What the exercise asks>
Go through the data underneath and copy every line exactly.

App and web page records
-=-=-

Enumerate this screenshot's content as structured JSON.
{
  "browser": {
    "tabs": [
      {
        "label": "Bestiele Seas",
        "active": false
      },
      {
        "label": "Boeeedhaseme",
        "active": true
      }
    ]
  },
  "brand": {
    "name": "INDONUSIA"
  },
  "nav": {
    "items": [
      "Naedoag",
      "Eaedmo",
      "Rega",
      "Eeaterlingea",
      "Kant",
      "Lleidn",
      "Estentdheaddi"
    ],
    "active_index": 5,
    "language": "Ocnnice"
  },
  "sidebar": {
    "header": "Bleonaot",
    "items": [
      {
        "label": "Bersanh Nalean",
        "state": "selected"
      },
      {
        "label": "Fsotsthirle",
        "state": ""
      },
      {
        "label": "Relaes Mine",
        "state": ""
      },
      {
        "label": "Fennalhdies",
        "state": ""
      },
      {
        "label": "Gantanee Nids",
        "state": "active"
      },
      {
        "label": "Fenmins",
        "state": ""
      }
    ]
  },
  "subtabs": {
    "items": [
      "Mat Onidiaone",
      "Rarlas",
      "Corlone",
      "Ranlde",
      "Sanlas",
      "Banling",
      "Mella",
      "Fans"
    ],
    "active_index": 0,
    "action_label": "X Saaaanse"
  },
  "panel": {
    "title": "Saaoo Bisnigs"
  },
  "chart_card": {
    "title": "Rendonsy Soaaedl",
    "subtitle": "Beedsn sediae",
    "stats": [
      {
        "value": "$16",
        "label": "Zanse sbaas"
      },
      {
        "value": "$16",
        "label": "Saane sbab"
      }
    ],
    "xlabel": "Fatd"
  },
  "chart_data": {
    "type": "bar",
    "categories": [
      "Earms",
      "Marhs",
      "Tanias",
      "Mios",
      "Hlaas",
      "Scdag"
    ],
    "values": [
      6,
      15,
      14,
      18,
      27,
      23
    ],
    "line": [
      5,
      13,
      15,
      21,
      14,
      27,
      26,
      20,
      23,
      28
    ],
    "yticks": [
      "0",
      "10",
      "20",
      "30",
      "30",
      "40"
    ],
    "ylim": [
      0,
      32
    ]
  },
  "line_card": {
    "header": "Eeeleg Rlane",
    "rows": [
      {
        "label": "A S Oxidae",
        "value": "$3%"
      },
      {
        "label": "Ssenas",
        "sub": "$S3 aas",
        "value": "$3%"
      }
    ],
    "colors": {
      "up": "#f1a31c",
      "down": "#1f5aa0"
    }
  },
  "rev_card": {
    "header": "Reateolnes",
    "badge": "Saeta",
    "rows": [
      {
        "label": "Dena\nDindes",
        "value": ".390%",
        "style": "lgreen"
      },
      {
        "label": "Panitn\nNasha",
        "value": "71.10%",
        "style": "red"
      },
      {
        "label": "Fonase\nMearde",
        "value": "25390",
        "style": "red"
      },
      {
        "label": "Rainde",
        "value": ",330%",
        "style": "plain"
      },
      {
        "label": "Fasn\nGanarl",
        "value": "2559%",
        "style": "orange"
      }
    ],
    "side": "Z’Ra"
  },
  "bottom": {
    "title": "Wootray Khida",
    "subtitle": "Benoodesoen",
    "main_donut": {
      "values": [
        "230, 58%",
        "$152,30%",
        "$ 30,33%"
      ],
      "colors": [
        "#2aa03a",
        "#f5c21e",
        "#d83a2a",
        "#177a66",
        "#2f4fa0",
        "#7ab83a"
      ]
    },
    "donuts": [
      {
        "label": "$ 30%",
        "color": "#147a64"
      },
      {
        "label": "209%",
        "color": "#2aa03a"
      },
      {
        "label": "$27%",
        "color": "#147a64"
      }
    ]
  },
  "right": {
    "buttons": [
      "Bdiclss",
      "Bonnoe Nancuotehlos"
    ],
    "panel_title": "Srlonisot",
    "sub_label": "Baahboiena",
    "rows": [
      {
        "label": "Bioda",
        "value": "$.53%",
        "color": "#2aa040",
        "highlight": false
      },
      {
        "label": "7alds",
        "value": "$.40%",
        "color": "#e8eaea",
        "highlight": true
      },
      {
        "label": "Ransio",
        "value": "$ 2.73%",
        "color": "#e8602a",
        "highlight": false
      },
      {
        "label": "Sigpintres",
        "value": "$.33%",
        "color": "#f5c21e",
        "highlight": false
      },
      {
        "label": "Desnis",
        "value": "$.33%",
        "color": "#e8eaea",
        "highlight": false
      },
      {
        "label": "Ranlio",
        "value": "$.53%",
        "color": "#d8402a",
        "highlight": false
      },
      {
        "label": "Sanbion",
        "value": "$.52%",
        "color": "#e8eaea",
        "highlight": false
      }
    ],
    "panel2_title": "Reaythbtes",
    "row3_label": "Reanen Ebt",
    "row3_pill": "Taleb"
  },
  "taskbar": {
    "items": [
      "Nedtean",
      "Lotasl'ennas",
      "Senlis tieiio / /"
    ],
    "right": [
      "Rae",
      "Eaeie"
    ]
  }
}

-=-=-

Exercise response>
Enumerate this screenshot's content as structured JSON.
{
  "browser": {
    "tabs": [
      {
        "label": "Bestiele Seas",
        "active": false
      },
      {
        "label": "Boeeedhaseme",
        "active": true
      }
    ]
  },
  "brand": {
    "name": "INDONUSIA"
  },
  "nav": {
    "items": [
      "Naedoag",
      "Eaedmo",
      "Rega",
      "Eeaterlingea",
      "Kant",
      "Lleidn",
      "Estentdheaddi"
    ],
    "active_index": 5,
    "language": "Ocnnice"
  },
  "sidebar": {
    "header": "Bleonaot",
    "items": [
      {
        "label": "Bersanh Nalean",
        "state": "selected"
      },
      {
        "label": "Fsotsthirle",
        "state": ""
      },
      {
        "label": "Relaes Mine",
        "state": ""
      },
      {
        "label": "Fennalhdies",
        "state": ""
      },
      {
        "label": "Gantanee Nids",
        "state": "active"
      },
      {
        "label": "Fenmins",
        "state": ""
      }
    ]
  },
  "subtabs": {
    "items": [
      "Mat Onidiaone",
      "Rarlas",
      "Corlone",
      "Ranlde",
      "Sanlas",
      "Banling",
      "Mella",
      "Fans"
    ],
    "active_index": 0,
    "action_label": "X Saaaanse"
  },
  "panel": {
    "title": "Saaoo Bisnigs"
  },
  "chart_card": {
    "title": "Rendonsy Soaaedl",
    "subtitle": "Beedsn sediae",
    "stats": [
      {
        "value": "$16",
        "label": "Zanse sbaas"
      },
      {
        "value": "$16",
        "label": "Saane sbab"
      }
    ],
    "xlabel": "Fatd"
  },
  "chart_data": {
    "type": "bar",
    "categories": [
      "Earms",
      "Marhs",
      "Tanias",
      "Mios",
      "Hlaas",
      "Scdag"
    ],
    "values": [
      6,
      15,
      14,
      18,
      27,
      23
    ],
    "line": [
      5,
      13,
      15,
      21,
      14,
      27,
      26,
      20,
      23,
      28
    ],
    "yticks": [
      "0",
      "10",
      "20",
      "30",
      "30",
      "40"
    ],
    "ylim": [
      0,
      32
    ]
  },
  "line_card": {
    "header": "Eeeleg Rlane",
    "rows": [
      {
        "label": "A S Oxidae",
        "value": "$3%"
      },
      {
        "label": "Ssenas",
        "sub": "$S3 aas",
        "value": "$3%"
      }
    ],
    "colors": {
      "up": "#f1a31c",
      "down": "#1f5aa0"
    }
  },
  "rev_card": {
    "header": "Reateolnes",
    "badge": "Saeta",
    "rows": [
      {
        "label": "Dena\nDindes",
        "value": ".390%",
        "style": "lgreen"
      },
      {
        "label": "Panitn\nNasha",
        "value": "71.10%",
        "style": "red"
      },
      {
        "label": "Fonase\nMearde",
        "value": "25390",
        "style": "red"
      },
      {
        "label": "Rainde",
        "value": ",330%",
        "style": "plain"
      },
      {
        "label": "Fasn\nGanarl",
        "value": "2559%",
        "style": "orange"
      }
    ],
    "side": "Z’Ra"
  },
  "bottom": {
    "title": "Wootray Khida",
    "subtitle": "Benoodesoen",
    "main_donut": {
      "values": [
        "230, 58%",
        "$152,30%",
        "$ 30,33%"
      ],
      "colors": [
        "#2aa03a",
        "#f5c21e",
        "#d83a2a",
        "#177a66",
        "#2f4fa0",
        "#7ab83a"
      ]
    },
    "donuts": [
      {
        "label": "$ 30%",
        "color": "#147a64"
      },
      {
        "label": "209%",
        "color": "#2aa03a"
      },
      {
        "label": "$27%",
        "color": "#147a64"
      }
    ]
  },
  "right": {
    "buttons": [
      "Bdiclss",
      "Bonnoe Nancuotehlos"
    ],
    "panel_title": "Srlonisot",
    "sub_label": "Baahboiena",
    "rows": [
      {
        "label": "Bioda",
        "value": "$.53%",
        "color": "#2aa040",
        "highlight": false
      },
      {
        "label": "7alds",
        "value": "$.40%",
        "color": "#e8eaea",
        "highlight": true
      },
      {
        "label": "Ransio",
        "value": "$ 2.73%",
        "color": "#e8602a",
        "highlight": false
      },
      {
        "label": "Sigpintres",
        "value": "$.33%",
        "color": "#f5c21e",
        "highlight": false
      },
      {
        "label": "Desnis",
        "value": "$.33%",
        "color": "#e8eaea",
        "highlight": false
      },
      {
        "label": "Ranlio",
        "value": "$.53%",
        "color": "#d8402a",
        "highlight": false
      },
      {
        "label": "Sanbion",
        "value": "$.52%",
        "color": "#e8eaea",
        "highlight": false
      }
    ],
    "panel2_title": "Reaythbtes",
    "row3_label": "Reanen Ebt",
    "row3_pill": "Taleb"
  },
  "taskbar": {
    "items": [
      "Nedtean",
      "Lotasl'ennas",
      "Senlis tieiio / /"
    ],
    "right": [
      "Rae",
      "Eaeie"
    ]
  }
}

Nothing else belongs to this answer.